Unfortunately, many times companies have not put the same effort into making sure the overall brand is carried through in their efforts to communicate with Great Talent. They have not defined what makes their organization a unique place to work. They have not mapped out the type of person they want to attract and go after. They have not built messages and pro¬grams to go out and get those people. In short, they have not identified or put any work into their “talent brand.”
If the reputation of a company’s products or services is its face, the talent brand is its heart and soul. It represents the collective goodwill of the people who make the company go. The talent brand is about service, positive interaction, and mutual respect, but it is also about livelihoods, hopes, and aspirations. These qualities are the essence of the talent brand.
Just like a product brand, a company’s talent brand builds over time. It can engender the same feelings of desire, the same dreams that a compelling product message brings to life. It can bring tremendous loyalty and, through word of mouth, more traffic to your doorstep.
As with a product brand, creating the right talent brand requires creativity and hard work. First, recruiting needs to be a strategic imperative for the company, alongside marketing. Whoever is charged with creating your talent brand should collaborate with your marketing team to determine the compelling link between the company, its philosophies, goals, principles, and its talent. What is the essence of the company, and what is it about that essence that makes candidates feel like they want to be a part of it all?

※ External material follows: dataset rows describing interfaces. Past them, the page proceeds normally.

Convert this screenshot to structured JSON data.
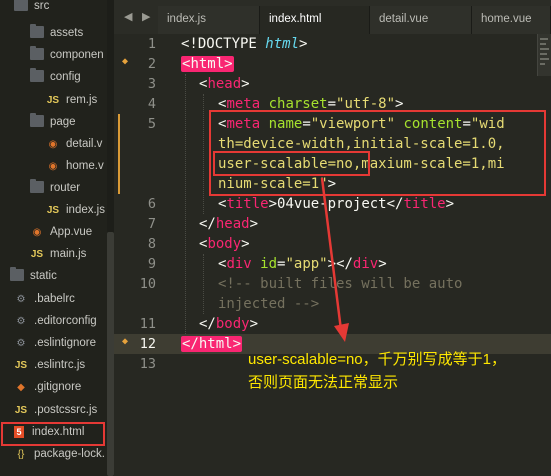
{
  "sidebar": {
    "items": [
      {
        "label": "src",
        "icon": "folder-icon"
      },
      {
        "label": "assets",
        "icon": "folder-icon"
      },
      {
        "label": "componen",
        "icon": "folder-icon"
      },
      {
        "label": "config",
        "icon": "folder-icon"
      },
      {
        "label": "rem.js",
        "icon": "js-file-icon",
        "icon_text": "JS"
      },
      {
        "label": "page",
        "icon": "folder-icon"
      },
      {
        "label": "detail.v",
        "icon": "rss-file-icon"
      },
      {
        "label": "home.v",
        "icon": "rss-file-icon"
      },
      {
        "label": "router",
        "icon": "folder-icon"
      },
      {
        "label": "index.js",
        "icon": "js-file-icon",
        "icon_text": "JS"
      },
      {
        "label": "App.vue",
        "icon": "rss-file-icon"
      },
      {
        "label": "main.js",
        "icon": "js-file-icon",
        "icon_text": "JS"
      },
      {
        "label": "static",
        "icon": "folder-icon"
      },
      {
        "label": ".babelrc",
        "icon": "gear-icon"
      },
      {
        "label": ".editorconfig",
        "icon": "gear-icon"
      },
      {
        "label": ".eslintignore",
        "icon": "gear-icon"
      },
      {
        "label": ".eslintrc.js",
        "icon": "js-file-icon",
        "icon_text": "JS"
      },
      {
        "label": ".gitignore",
        "icon": "git-icon"
      },
      {
        "label": ".postcssrc.js",
        "icon": "js-file-icon",
        "icon_text": "JS"
      },
      {
        "label": "index.html",
        "icon": "html5-icon",
        "icon_text": "5"
      },
      {
        "label": "package-lock.",
        "icon": "json-icon",
        "icon_text": "{}"
      }
    ]
  },
  "tabs": [
    {
      "label": "index.js",
      "active": false
    },
    {
      "label": "index.html",
      "active": true
    },
    {
      "label": "detail.vue",
      "active": false
    },
    {
      "label": "home.vue",
      "active": false
    }
  ],
  "tab_nav": {
    "prev": "◀",
    "next": "▶"
  },
  "editor": {
    "line_numbers": [
      "1",
      "2",
      "3",
      "4",
      "5",
      "",
      "",
      "",
      "6",
      "7",
      "8",
      "9",
      "10",
      "",
      "11",
      "12",
      "13"
    ],
    "lines": {
      "l1": {
        "a": "<!DOCTYPE ",
        "b": "html",
        "c": ">"
      },
      "l2": {
        "open": "<",
        "tag": "html",
        "close": ">"
      },
      "l3": {
        "open": "<",
        "tag": "head",
        "close": ">"
      },
      "l4": {
        "open": "<",
        "tag": "meta",
        "attr": " charset",
        "eq": "=",
        "val": "\"utf-8\"",
        "close": ">"
      },
      "l5a": {
        "open": "<",
        "tag": "meta",
        "attr1": " name",
        "eq1": "=",
        "val1": "\"viewport\"",
        "attr2": " content",
        "eq2": "=",
        "val2": "\"wid"
      },
      "l5b": {
        "val": "th=device-width,initial-scale=1.0,"
      },
      "l5c": {
        "val1": "user-scalable=no",
        "val2": ",maxium-scale=1,mi"
      },
      "l5d": {
        "val": "nium-scale=1\"",
        "close": ">"
      },
      "l6": {
        "open": "<",
        "tag": "title",
        "close": ">",
        "text": "04vue-project",
        "end_open": "</",
        "end_tag": "title",
        "end_close": ">"
      },
      "l7": {
        "open": "</",
        "tag": "head",
        "close": ">"
      },
      "l8": {
        "open": "<",
        "tag": "body",
        "close": ">"
      },
      "l9": {
        "open": "<",
        "tag": "div",
        "attr": " id",
        "eq": "=",
        "val": "\"app\"",
        "close": ">",
        "end_open": "</",
        "end_tag": "div",
        "end_close": ">"
      },
      "l10a": {
        "text": "<!-- built files will be auto"
      },
      "l10b": {
        "text": "injected -->"
      },
      "l11": {
        "open": "</",
        "tag": "body",
        "close": ">"
      },
      "l12": {
        "open": "</",
        "tag": "html",
        "close": ">"
      }
    }
  },
  "annotation": {
    "line1": "user-scalable=no，千万别写成等于1，",
    "line2": "否则页面无法正常显示"
  },
  "colors": {
    "background": "#272822",
    "tag": "#f92672",
    "attribute": "#a6e22e",
    "string": "#e6db74",
    "comment": "#75715e",
    "highlight_box": "#e53935",
    "annotation_text": "#ffe800"
  }
}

Second, who is your ideal candidate? Find out in as much detail as possible who your target employee is—what she likes to do, what she likes to think about. What special skills and knowledge does she possess? What are her aspirations, her dreams? Take your time with this. Do your homework. Remember, there is growing popular interest in career opportunities. Do you want to spend all your time sifting through unqualified talent? It will be exponentially faster and easier to find your ideal candidates if you know, in detail, exactly who they are.
Third, create a message that speaks to your ideal candidate. Take the business goals and objectives, the realities that the company faces them into a story that appeals to exactly the sort of a company needs. To be effective, the message should create an emotional reaction. It should cause a light to come on inside your ideal talent. Do this, and you will cause your prospective talent to start picturing how their lives might be different if they were working for you.

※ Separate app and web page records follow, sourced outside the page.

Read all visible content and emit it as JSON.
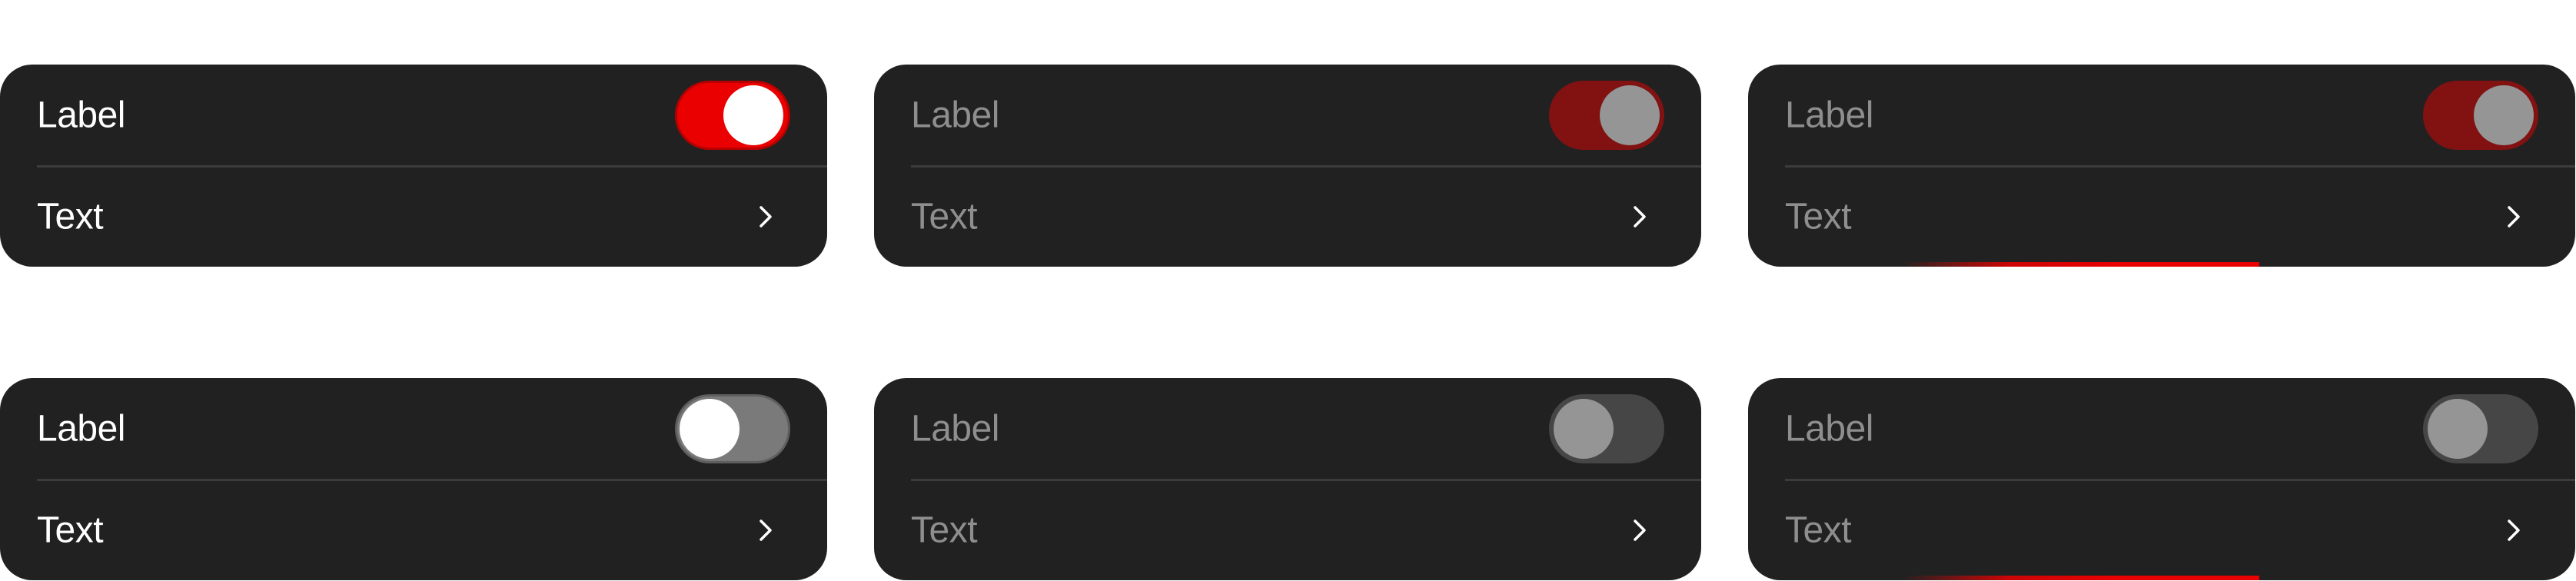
{
  "cards": [
    {
      "toggle_label": "Label",
      "toggle_state": "on",
      "row_text": "Text",
      "state": "enabled"
    },
    {
      "toggle_label": "Label",
      "toggle_state": "on",
      "row_text": "Text",
      "state": "disabled"
    },
    {
      "toggle_label": "Label",
      "toggle_state": "on",
      "row_text": "Text",
      "state": "disabled-focused"
    },
    {
      "toggle_label": "Label",
      "toggle_state": "off",
      "row_text": "Text",
      "state": "enabled"
    },
    {
      "toggle_label": "Label",
      "toggle_state": "off",
      "row_text": "Text",
      "state": "disabled"
    },
    {
      "toggle_label": "Label",
      "toggle_state": "off",
      "row_text": "Text",
      "state": "disabled-focused"
    }
  ],
  "icons": {
    "row_chevron": "chevron-right-icon"
  },
  "colors": {
    "card_background": "#212121",
    "accent_red": "#ea0000",
    "text_enabled": "#ffffff",
    "text_disabled": "#8e8e8e"
  }
}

Some companies have created and communicated an effective talent brand for years. U.S. outdoor equipment outfitter REI has long enjoyed a reputation of providing an engaging work environment and comprehensive benefits. Beyond that, REI also projects an image that automatically attracts the kind of employees the company wants. REI has tapped into the essential appeal of the outdoors and brought that appeal to its talent force as well as its customers. The company’s employees buy into REI and its mission because the brand represents them and, in the words of brand guru Scott Bedbury, “provides an emotional context for their lives.”
This example reveals another benefit of a talent brand—it is also a screening tool, because applicants will invariably gravitate to talent brands that align with their identities.